When the word "HOST" appears in a line of the data below, list that line.
········
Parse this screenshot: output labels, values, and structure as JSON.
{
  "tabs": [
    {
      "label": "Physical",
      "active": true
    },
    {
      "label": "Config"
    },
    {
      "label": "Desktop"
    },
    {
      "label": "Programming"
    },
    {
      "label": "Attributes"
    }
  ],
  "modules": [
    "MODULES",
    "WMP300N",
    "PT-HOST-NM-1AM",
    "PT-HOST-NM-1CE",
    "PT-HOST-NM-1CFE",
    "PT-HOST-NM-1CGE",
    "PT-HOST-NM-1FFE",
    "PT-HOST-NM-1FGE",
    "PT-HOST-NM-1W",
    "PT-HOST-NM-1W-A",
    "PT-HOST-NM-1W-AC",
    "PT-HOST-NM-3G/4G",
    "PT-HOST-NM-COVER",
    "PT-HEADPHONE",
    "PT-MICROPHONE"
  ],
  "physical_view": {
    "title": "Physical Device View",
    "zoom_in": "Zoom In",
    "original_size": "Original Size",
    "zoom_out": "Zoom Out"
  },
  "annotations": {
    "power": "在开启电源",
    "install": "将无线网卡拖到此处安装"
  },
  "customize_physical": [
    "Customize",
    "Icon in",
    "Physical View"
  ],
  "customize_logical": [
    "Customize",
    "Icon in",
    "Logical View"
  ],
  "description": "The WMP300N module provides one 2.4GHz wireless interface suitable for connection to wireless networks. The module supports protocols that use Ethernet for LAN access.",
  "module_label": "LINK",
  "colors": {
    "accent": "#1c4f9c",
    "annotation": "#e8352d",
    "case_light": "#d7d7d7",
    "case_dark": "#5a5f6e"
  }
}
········
Answer to this task:
    "PT-HOST-NM-1AM",
    "PT-HOST-NM-1CE",
    "PT-HOST-NM-1CFE",
    "PT-HOST-NM-1CGE",
    "PT-HOST-NM-1FFE",
    "PT-HOST-NM-1FGE",
    "PT-HOST-NM-1W",
    "PT-HOST-NM-1W-A",
    "PT-HOST-NM-1W-AC",
    "PT-HOST-NM-3G/4G",
    "PT-HOST-NM-COVER",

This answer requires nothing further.